The impact of COVID-19 on the healthcare industry has been perhaps been even more dramatic than the transportation and tourism industry, with airlines and hotels going bankrupt all over the world. Both industries have suffered a massive downturn in their traditional business and both have had to quickly pivot to the new reality of conducting business during a global pandemic. But unlike travel and tourism, healthcare has been in the forefront of a treating those infected with the SARS-CoV-2 and dealing with massive levels of disease control, while minimizing those on-site.
At the same time the delivery model for healthcare has drastically changed from on of principally elective procedures and screenings to a model where 90% of business, outside of ICU services for COVID-19 patients, is now conducted remotely via telehealth. In fact, healthcare is widely considered to have undergone the greatest single digital transformation of all time and all within the space of a few weeks, while most IT and security staff were forced to work off-site.
We are condemned to live in interesting times
Cyber-criminals know this too and have plied their craft without let-up since early March with a proliferation of spear phishing campaigns targeting often overworked healthcare staff, many of whom are now working alone from home.
But these are far from the only challenges facing the industry and those whose job it is to secure the systems, data and patient safety so vital to the delivery of healthcare services.
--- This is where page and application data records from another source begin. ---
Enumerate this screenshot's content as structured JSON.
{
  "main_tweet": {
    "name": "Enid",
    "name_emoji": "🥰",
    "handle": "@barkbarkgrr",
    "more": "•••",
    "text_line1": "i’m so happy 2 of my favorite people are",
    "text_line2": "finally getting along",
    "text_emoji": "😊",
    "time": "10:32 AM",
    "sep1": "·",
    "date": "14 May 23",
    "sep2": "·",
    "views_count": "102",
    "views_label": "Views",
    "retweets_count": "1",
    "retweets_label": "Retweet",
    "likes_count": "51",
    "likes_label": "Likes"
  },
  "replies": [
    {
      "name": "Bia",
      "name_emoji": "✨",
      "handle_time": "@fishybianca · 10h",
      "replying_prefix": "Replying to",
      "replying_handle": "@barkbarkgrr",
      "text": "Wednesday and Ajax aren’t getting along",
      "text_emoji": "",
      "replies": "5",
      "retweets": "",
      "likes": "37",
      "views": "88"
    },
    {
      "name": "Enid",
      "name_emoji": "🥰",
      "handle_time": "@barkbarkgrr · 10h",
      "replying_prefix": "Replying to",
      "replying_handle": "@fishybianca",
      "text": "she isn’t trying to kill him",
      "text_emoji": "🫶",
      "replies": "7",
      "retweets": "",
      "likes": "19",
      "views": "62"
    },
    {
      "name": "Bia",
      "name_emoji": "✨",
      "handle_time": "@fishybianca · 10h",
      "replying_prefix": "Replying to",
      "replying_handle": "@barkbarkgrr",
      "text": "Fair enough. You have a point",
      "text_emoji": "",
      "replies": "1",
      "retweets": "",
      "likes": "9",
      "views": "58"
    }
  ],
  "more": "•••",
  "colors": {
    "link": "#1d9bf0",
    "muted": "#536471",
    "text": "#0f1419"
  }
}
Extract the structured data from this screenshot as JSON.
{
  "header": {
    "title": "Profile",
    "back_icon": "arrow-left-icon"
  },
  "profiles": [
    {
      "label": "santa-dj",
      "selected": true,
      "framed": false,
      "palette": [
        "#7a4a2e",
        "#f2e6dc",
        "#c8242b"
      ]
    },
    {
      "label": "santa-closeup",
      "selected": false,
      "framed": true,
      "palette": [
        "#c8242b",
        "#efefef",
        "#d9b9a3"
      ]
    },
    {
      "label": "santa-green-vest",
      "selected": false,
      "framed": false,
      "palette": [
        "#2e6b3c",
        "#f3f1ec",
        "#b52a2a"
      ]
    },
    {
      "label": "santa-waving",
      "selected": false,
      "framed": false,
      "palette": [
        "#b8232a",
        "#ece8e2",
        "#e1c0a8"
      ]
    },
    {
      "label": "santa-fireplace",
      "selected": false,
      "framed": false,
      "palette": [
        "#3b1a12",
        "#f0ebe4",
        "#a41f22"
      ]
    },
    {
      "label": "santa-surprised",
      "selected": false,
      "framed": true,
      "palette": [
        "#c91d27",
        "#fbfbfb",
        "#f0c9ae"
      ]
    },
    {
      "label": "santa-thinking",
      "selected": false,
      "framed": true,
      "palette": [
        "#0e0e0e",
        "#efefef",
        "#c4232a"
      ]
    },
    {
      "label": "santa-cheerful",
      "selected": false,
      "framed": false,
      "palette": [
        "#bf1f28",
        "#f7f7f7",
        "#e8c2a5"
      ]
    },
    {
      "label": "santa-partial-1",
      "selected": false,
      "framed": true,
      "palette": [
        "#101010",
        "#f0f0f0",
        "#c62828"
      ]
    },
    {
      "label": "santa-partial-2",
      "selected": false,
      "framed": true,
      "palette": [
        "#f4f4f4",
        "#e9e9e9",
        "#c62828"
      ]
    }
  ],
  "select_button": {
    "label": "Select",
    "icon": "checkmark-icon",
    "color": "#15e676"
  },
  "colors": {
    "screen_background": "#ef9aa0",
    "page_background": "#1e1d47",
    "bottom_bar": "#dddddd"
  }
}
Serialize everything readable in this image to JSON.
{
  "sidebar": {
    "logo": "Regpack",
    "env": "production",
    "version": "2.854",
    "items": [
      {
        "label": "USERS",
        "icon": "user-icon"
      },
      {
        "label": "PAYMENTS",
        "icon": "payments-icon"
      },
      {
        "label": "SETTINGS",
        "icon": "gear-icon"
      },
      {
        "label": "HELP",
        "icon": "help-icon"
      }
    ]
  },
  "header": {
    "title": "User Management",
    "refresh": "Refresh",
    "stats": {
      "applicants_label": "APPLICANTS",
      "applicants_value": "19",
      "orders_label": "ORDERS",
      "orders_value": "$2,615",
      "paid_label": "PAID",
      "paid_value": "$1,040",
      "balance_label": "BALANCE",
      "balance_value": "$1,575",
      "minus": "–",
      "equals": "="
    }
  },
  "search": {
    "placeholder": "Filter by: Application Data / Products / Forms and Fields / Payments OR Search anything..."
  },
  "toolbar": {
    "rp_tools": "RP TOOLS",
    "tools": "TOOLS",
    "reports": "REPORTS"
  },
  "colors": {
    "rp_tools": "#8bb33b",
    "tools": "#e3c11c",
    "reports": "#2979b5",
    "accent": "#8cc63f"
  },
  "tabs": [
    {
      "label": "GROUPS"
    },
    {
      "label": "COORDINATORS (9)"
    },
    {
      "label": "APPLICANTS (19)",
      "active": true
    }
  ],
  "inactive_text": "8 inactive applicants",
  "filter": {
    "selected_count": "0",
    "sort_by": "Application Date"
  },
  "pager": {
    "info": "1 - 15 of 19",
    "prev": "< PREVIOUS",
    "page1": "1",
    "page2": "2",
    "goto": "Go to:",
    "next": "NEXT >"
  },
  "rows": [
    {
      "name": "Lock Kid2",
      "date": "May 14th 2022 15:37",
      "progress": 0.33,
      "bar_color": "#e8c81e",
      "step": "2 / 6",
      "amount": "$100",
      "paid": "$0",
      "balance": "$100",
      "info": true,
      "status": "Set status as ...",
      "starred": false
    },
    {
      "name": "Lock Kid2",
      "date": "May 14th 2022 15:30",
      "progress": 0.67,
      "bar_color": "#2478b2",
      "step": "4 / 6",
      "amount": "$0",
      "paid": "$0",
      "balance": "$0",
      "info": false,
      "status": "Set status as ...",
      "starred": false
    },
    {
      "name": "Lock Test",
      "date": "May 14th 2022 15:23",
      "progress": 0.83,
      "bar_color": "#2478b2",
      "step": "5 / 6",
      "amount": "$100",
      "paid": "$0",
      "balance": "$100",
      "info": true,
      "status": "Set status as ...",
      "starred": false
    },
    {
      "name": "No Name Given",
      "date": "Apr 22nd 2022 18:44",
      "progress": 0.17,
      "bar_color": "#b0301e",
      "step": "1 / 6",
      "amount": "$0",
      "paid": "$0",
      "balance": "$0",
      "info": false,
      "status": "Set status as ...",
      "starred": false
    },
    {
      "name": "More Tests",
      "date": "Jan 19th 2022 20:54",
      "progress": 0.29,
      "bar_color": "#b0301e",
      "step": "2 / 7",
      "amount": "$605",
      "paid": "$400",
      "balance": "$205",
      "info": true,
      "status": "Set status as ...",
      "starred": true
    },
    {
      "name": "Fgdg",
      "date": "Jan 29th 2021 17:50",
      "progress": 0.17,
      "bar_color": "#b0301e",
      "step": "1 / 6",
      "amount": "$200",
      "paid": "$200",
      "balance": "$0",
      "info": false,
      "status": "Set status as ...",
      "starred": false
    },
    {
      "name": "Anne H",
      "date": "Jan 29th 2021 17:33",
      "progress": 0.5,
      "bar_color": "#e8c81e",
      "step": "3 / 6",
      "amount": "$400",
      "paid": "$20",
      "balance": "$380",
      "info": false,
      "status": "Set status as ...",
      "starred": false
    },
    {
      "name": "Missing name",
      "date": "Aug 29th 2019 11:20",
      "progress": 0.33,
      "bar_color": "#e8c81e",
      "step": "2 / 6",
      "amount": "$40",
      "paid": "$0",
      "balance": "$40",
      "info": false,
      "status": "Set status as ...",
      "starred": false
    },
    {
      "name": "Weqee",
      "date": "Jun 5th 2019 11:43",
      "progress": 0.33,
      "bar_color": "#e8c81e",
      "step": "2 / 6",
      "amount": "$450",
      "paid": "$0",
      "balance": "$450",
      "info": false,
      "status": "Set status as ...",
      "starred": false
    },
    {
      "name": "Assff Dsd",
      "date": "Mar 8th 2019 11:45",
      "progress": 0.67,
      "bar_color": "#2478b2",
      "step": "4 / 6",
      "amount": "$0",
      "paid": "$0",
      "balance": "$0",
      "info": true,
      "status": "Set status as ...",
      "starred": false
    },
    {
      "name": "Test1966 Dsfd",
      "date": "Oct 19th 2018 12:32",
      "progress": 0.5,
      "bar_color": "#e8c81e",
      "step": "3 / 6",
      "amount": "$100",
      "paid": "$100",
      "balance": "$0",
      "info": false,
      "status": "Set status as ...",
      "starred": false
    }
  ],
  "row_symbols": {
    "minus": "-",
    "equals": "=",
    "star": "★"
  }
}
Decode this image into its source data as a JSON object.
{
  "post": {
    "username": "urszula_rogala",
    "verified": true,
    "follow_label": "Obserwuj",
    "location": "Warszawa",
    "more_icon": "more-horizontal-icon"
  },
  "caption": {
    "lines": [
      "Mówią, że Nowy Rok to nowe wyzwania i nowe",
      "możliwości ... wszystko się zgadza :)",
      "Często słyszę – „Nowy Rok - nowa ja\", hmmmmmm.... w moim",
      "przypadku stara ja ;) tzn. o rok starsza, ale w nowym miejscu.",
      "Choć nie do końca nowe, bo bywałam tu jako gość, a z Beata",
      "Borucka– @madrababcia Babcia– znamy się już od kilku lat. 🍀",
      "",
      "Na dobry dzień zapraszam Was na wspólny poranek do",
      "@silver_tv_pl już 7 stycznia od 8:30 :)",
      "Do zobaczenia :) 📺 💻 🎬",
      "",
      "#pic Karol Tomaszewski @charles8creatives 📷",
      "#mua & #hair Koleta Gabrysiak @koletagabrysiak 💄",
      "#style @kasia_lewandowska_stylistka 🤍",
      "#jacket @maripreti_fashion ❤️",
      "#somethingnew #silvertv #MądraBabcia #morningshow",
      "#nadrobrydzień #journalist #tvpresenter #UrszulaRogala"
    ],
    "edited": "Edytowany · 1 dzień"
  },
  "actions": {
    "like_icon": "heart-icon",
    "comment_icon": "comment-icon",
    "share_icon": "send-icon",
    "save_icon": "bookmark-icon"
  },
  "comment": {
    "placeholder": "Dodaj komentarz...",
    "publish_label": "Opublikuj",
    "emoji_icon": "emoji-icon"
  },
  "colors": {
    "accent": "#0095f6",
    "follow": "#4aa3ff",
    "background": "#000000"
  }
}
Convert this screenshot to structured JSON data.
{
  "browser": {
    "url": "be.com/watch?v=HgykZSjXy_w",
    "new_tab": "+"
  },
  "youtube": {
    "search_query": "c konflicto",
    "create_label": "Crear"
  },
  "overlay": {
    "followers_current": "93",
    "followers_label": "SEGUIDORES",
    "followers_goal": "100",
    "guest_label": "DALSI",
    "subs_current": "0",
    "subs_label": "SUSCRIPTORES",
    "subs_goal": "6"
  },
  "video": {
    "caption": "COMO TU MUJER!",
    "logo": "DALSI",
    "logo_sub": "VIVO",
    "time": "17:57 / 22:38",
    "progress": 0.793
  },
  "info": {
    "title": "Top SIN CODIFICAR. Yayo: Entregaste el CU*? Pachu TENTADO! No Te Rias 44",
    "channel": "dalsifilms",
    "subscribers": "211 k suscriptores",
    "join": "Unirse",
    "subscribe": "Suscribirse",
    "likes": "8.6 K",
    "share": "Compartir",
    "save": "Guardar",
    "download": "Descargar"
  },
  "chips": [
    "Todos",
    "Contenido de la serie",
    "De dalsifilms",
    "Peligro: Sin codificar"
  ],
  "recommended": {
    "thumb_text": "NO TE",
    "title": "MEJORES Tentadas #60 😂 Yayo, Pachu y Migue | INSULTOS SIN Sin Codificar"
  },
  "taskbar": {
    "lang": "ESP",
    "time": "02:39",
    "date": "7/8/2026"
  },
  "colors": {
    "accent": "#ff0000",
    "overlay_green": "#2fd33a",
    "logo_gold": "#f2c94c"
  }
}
Hear from four leaders in the healthcare security and technology space as they discuss the issues facing the sector and offer up some options and effective approaches .
Richard Staynings, Chief Security Strategist at Cylera
Christian AbouJaoude, CTO at USC Keck School of Medicine.
Esmond Kane, CISO at Steward Health
Brett Cattell, Director of Systems at Robin Healthcare
Healthcare Security Panel at the San Diego MSSF
(Our apologies but Zoom stopped recording half way through)